Soil Erosion

Climate change is expected to impact soils through changes in both soil erosion and rainfall erosivity. Change in erosion can have significant implications for natural assets, agricultural lands and water quality.

The Office of Environment and Heritage has used the projections from NARCliM to provide updated information on the projected impacts of climate change on soil erosion and rainfall erosivity in the near future (2030) and far future (2070).

Research results

Percent change in annual rainfall erosivity for near (left) and far (right) futures

  • NSW is projected to undergo an increase in erosion on both the near and far futures.
  • The areas most affected are those with already high erosion risk, namely the Great Dividing Range, Central Coast, North Coast and Hunter regions.
  • There are areas with significant projected erosion impacts e.g. the Hunter region will lose up to 195 tonnes of soil per hectare per year, highlighting the importance of groundcover maintenance and soil management in this region.
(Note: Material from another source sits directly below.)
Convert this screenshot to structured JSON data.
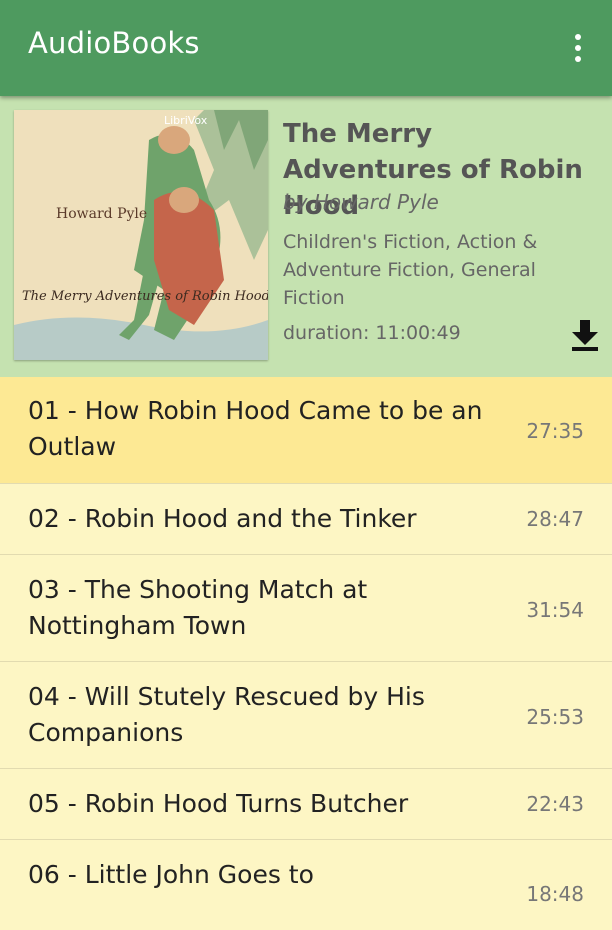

Download information

Biodiversity Technical Report
Biodiversity Technical Report
Biodiversity Technical Report
Rainfall Erosivity Maps
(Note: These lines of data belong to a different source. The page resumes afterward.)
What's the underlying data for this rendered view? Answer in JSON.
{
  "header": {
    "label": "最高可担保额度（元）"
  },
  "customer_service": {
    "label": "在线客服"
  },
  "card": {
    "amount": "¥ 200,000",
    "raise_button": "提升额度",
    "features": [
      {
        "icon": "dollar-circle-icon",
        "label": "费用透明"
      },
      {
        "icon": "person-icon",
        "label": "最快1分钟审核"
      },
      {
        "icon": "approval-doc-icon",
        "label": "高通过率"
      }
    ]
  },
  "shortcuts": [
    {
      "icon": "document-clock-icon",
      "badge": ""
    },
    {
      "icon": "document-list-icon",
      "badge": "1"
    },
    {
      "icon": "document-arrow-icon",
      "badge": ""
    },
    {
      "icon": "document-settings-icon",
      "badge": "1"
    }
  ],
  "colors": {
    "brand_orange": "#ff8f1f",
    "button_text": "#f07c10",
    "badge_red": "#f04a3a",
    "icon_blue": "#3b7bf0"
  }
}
ASHX - 9.6 mb

Biodiversity Technical Report
Rainfall Erosivity Data

ASHX - 55.4 mb

What is soil erosion and rainfall erosivity?

Soil erosion is the actual loss of soil and can have significant impacts on the availability of nutrients and organic matter in soil.

Rainfall erosivity is a measure of the ability of rainfall to cause erosion and is largely a function of the amount of rainfall and the intensity of rainfall.